  1. Who knew?

    I had no idea the Cuban Missile Crisis could resonate with such TALENTed middle grade writers. Thank you for this review and heads up, I am never in need of more things to read, but I love making my to-be-read-pile larger. Soon, it’ll touch the moon.

  2. This Means War

    Sounds like a great book, Kate. Thanks for the review. I’m putting together a resource of books w/ girls who plays sports — this one sounds like it might skim that a bit with the roller skating and bike riding girl. I’ll have to check it out when it comes out. Gianna Z is already on my list for her track star status!

    Kris Asselin

  3. Wow, what are the odds I’d find this blog this morning and then it would be part of W.I.B.I.J. this afternoon! This book is definitely on my to-read pile/shelf/ginormous list of titles. Great quotes, what wonderful language.

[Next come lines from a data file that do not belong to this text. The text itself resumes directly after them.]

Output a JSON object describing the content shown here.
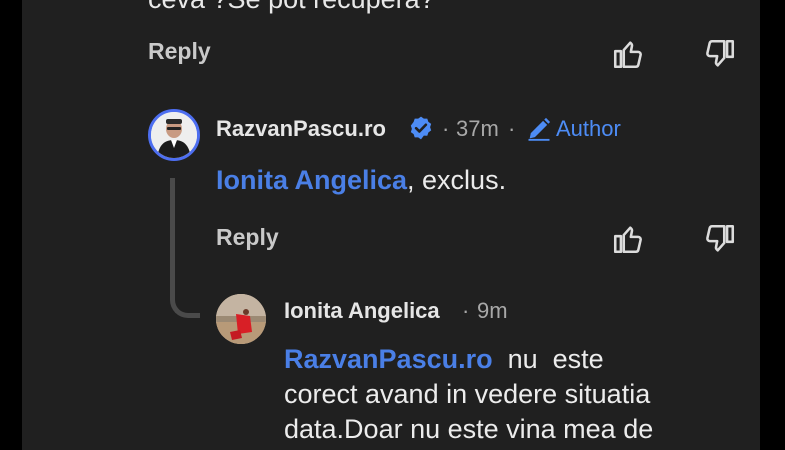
{
  "previous_comment": {
    "text_fragment": "ceva ?Se pot recupera?",
    "reply_label": "Reply"
  },
  "comment_author": {
    "name": "RazvanPascu.ro",
    "time": "37m",
    "separator": "·",
    "author_badge": "Author",
    "mention": "Ionita Angelica",
    "text": ", exclus.",
    "reply_label": "Reply"
  },
  "comment_reply": {
    "name": "Ionita Angelica",
    "time": "9m",
    "separator": "·",
    "mention": "RazvanPascu.ro",
    "lines": [
      "  nu  este",
      "corect avand in vedere situatia",
      "data.Doar nu este vina mea de"
    ]
  },
  "colors": {
    "background": "#202020",
    "link": "#4a7fe6",
    "author_badge": "#4d8cf5",
    "verified": "#4d8cf5"
  },
  "icons": [
    "like-icon",
    "dislike-icon",
    "verified-icon",
    "pencil-icon"
  ]
}
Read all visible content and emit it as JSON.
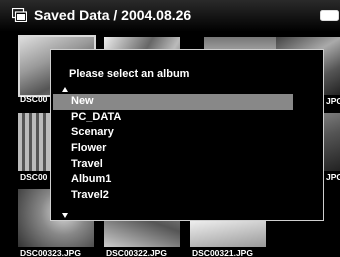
{
  "header": {
    "title": "Saved Data / 2004.08.26",
    "folder_icon": "folder-icon",
    "battery_icon": "battery-icon"
  },
  "thumbnails": [
    {
      "label": "DSC00",
      "selected": true
    },
    {
      "label": ""
    },
    {
      "label": ""
    },
    {
      "label": "JPG"
    },
    {
      "label": "DSC00"
    },
    {
      "label": "JPG"
    },
    {
      "label": "DSC00323.JPG"
    },
    {
      "label": "DSC00322.JPG"
    },
    {
      "label": "DSC00321.JPG"
    }
  ],
  "dialog": {
    "title": "Please select an album",
    "scroll_up_icon": "scroll-up-arrow-icon",
    "scroll_down_icon": "scroll-down-arrow-icon",
    "albums": [
      {
        "label": "New",
        "selected": true
      },
      {
        "label": "PC_DATA"
      },
      {
        "label": "Scenary"
      },
      {
        "label": "Flower"
      },
      {
        "label": "Travel"
      },
      {
        "label": "Album1"
      },
      {
        "label": "Travel2"
      }
    ]
  },
  "colors": {
    "background": "#000000",
    "text": "#ffffff",
    "selection_highlight": "#888888",
    "dialog_border": "#cfcfcf"
  }
}
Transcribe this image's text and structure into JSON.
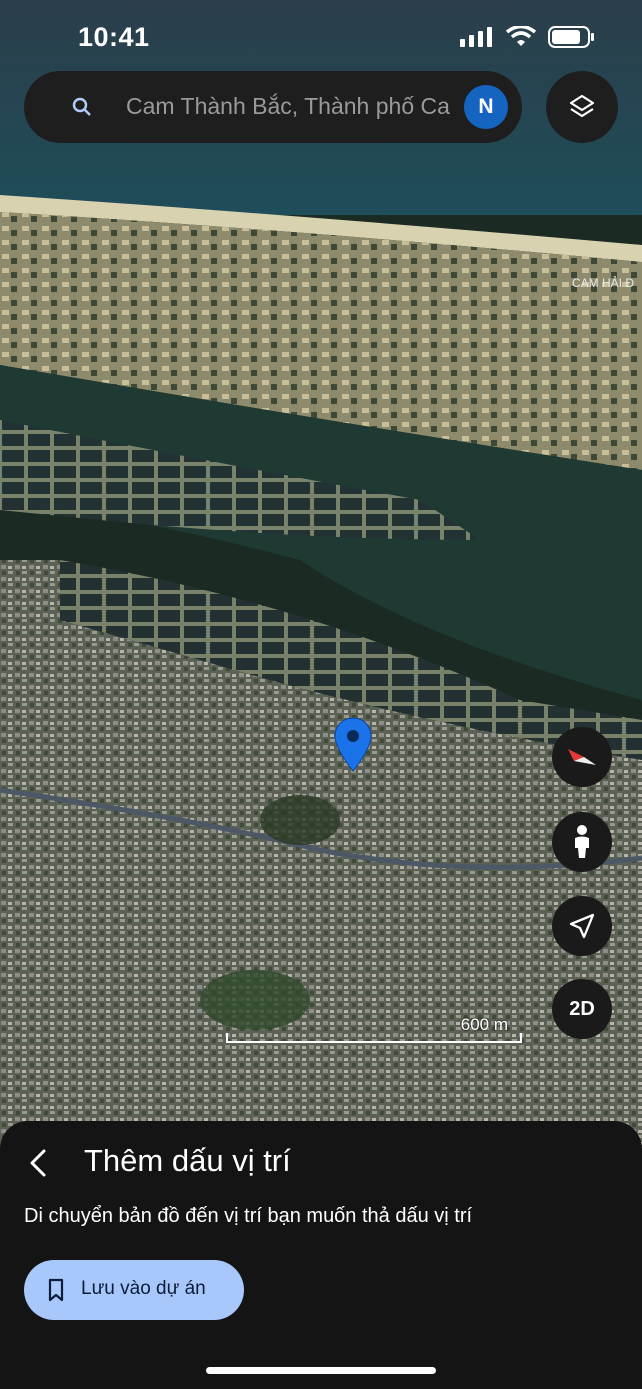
{
  "status_bar": {
    "time": "10:41"
  },
  "search": {
    "query": "Cam Thành Bắc, Thành phố Ca",
    "avatar_letter": "N"
  },
  "map": {
    "place_label": "CAM HẢI Đ",
    "scale_label": "600 m",
    "view_mode_label": "2D"
  },
  "sheet": {
    "title": "Thêm dấu vị trí",
    "description": "Di chuyển bản đồ đến vị trí bạn muốn thả dấu vị trí",
    "save_label": "Lưu vào dự án"
  },
  "colors": {
    "accent": "#a8c7fa",
    "pin": "#1a73e8",
    "avatar": "#1565c0"
  },
  "icons": [
    "search-icon",
    "layers-icon",
    "compass-icon",
    "street-view-icon",
    "location-arrow-icon",
    "back-arrow-icon",
    "bookmark-icon",
    "map-pin-icon"
  ]
}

Thanks for sharing!

  4. this sounds like a great book. i love fun historical fiction. thanks for the review.

  5. I had this book in my to-read pile when you and Cindy Lord blogged about it and decided that I needed to bump it up higher on the list. It was so great!

  6. Re: Who knew?

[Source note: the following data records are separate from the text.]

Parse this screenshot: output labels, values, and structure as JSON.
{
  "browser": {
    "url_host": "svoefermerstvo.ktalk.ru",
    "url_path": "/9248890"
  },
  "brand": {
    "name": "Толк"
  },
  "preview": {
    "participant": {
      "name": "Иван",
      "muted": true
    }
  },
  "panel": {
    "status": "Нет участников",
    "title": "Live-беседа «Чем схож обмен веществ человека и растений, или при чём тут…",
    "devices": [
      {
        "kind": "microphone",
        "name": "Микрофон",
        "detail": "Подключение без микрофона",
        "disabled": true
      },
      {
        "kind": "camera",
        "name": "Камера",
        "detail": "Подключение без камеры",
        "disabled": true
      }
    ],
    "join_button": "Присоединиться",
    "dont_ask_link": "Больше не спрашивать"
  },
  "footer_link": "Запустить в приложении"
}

    My to-read pile is already a major hazard in the living room – if there’s ever an earthquake here, you’ll have to look for me underneath the mountain of books!

  7. Re: This Means War

    The girls in this story are absolutely athletic, though it’s more neighborhood fun than the organized sports we see more of today.

    I think your girls in sports resource will be terrific – drop me an email with your address if you’d like me to send along an advance copy of Sugar and Ice (which has a figure skating main character!)

  8. Historical fiction is a favorite genre of mine, too, especially when historical events are the backdrop for a coming of age story, like this one.

  9. this sounds worth reading
    if one line could sell a book
    varnished faces would


  10. Kate, This book sounds GREAT! I have the ARC from ALA Midwinter and never got around to reading it. Moving it up to the top of my TBR pile. I love Ellen’s work. Thanks for the reminder!

  11. I actually did the same thing (moved it up on the TBR pile) after a couple other LJ friends talked about how great it is. You’ll love it!

  12. This book sounds fantastic! It’s this type of book that is a perfect example of why I love middle grade fiction! I’ll be looking for this one very soon! And I’ll be adding the author to my growing list of MG authors!